Dataset rows describing interfaces:
[Start of Attachment]

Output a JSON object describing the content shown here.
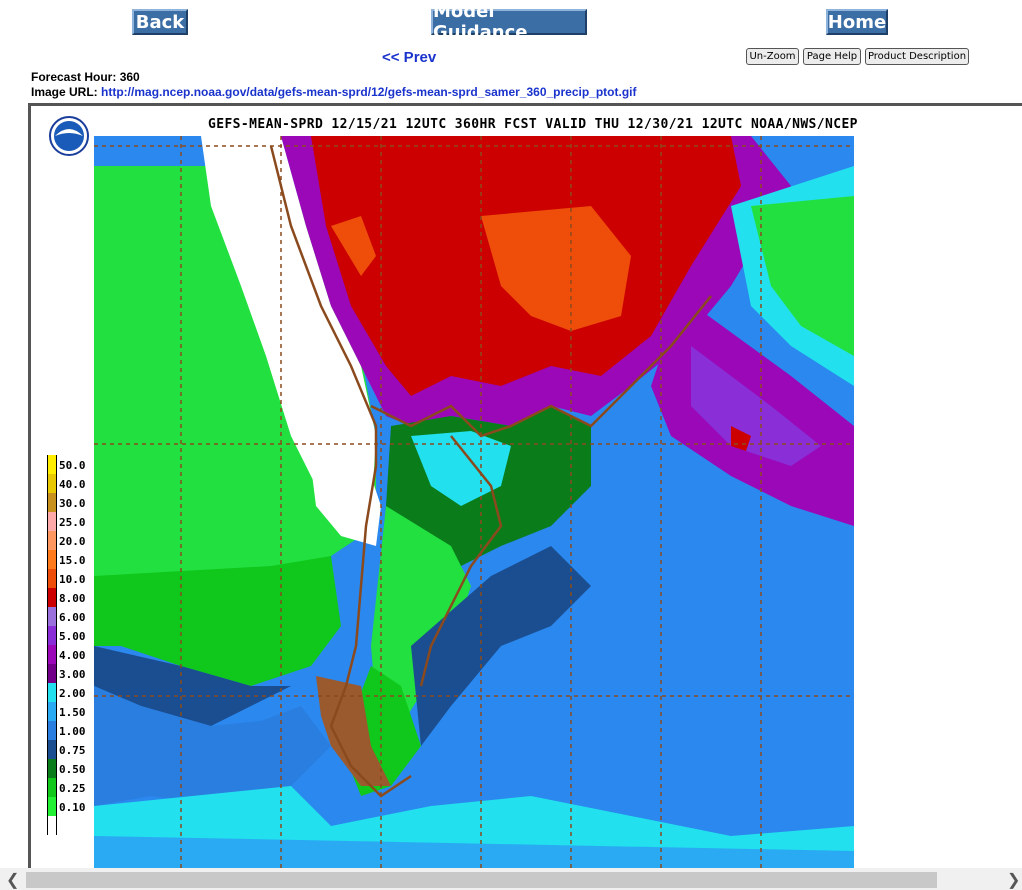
{
  "nav": {
    "back_label": "Back",
    "guidance_label": "Model Guidance",
    "home_label": "Home",
    "prev_label": "<< Prev"
  },
  "toolbar": {
    "unzoom_label": "Un-Zoom",
    "page_help_label": "Page Help",
    "product_description_label": "Product Description"
  },
  "meta": {
    "forecast_hour_label": "Forecast Hour:",
    "forecast_hour_value": "360",
    "image_url_label": "Image URL:",
    "image_url_value": "http://mag.ncep.noaa.gov/data/gefs-mean-sprd/12/gefs-mean-sprd_samer_360_precip_ptot.gif"
  },
  "map": {
    "title": "GEFS-MEAN-SPRD 12/15/21 12UTC 360HR FCST VALID THU 12/30/21 12UTC NOAA/NWS/NCEP",
    "logo_text": "NOAA",
    "legend": [
      {
        "label": "50.0",
        "color": "#ffee00"
      },
      {
        "label": "40.0",
        "color": "#e8c800"
      },
      {
        "label": "30.0",
        "color": "#c8901c"
      },
      {
        "label": "25.0",
        "color": "#ffaaaa"
      },
      {
        "label": "20.0",
        "color": "#ff9860"
      },
      {
        "label": "15.0",
        "color": "#ff7a1a"
      },
      {
        "label": "10.0",
        "color": "#ee4e0a"
      },
      {
        "label": "8.00",
        "color": "#cc0000"
      },
      {
        "label": "6.00",
        "color": "#9a70dd"
      },
      {
        "label": "5.00",
        "color": "#8a2ed8"
      },
      {
        "label": "4.00",
        "color": "#9a08b8"
      },
      {
        "label": "3.00",
        "color": "#730088"
      },
      {
        "label": "2.00",
        "color": "#22e0ee"
      },
      {
        "label": "1.50",
        "color": "#2aaaf2"
      },
      {
        "label": "1.00",
        "color": "#2a7ee0"
      },
      {
        "label": "0.75",
        "color": "#1a4e90"
      },
      {
        "label": "0.50",
        "color": "#0a7d1a"
      },
      {
        "label": "0.25",
        "color": "#11c81b"
      },
      {
        "label": "0.10",
        "color": "#22f033"
      },
      {
        "label": "",
        "color": "#ffffff"
      }
    ]
  }
}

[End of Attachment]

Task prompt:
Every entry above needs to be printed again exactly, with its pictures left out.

Solution for this problem:
Output a JSON object describing the content shown here.
{
  "nav": {
    "back_label": "Back",
    "guidance_label": "Model Guidance",
    "home_label": "Home",
    "prev_label": "<< Prev"
  },
  "toolbar": {
    "unzoom_label": "Un-Zoom",
    "page_help_label": "Page Help",
    "product_description_label": "Product Description"
  },
  "meta": {
    "forecast_hour_label": "Forecast Hour:",
    "forecast_hour_value": "360",
    "image_url_label": "Image URL:",
    "image_url_value": "http://mag.ncep.noaa.gov/data/gefs-mean-sprd/12/gefs-mean-sprd_samer_360_precip_ptot.gif"
  },
  "map": {
    "title": "GEFS-MEAN-SPRD 12/15/21 12UTC 360HR FCST VALID THU 12/30/21 12UTC NOAA/NWS/NCEP",
    "logo_text": "NOAA",
    "legend": [
      {
        "label": "50.0",
        "color": "#ffee00"
      },
      {
        "label": "40.0",
        "color": "#e8c800"
      },
      {
        "label": "30.0",
        "color": "#c8901c"
      },
      {
        "label": "25.0",
        "color": "#ffaaaa"
      },
      {
        "label": "20.0",
        "color": "#ff9860"
      },
      {
        "label": "15.0",
        "color": "#ff7a1a"
      },
      {
        "label": "10.0",
        "color": "#ee4e0a"
      },
      {
        "label": "8.00",
        "color": "#cc0000"
      },
      {
        "label": "6.00",
        "color": "#9a70dd"
      },
      {
        "label": "5.00",
        "color": "#8a2ed8"
      },
      {
        "label": "4.00",
        "color": "#9a08b8"
      },
      {
        "label": "3.00",
        "color": "#730088"
      },
      {
        "label": "2.00",
        "color": "#22e0ee"
      },
      {
        "label": "1.50",
        "color": "#2aaaf2"
      },
      {
        "label": "1.00",
        "color": "#2a7ee0"
      },
      {
        "label": "0.75",
        "color": "#1a4e90"
      },
      {
        "label": "0.50",
        "color": "#0a7d1a"
      },
      {
        "label": "0.25",
        "color": "#11c81b"
      },
      {
        "label": "0.10",
        "color": "#22f033"
      },
      {
        "label": "",
        "color": "#ffffff"
      }
    ]
  }
}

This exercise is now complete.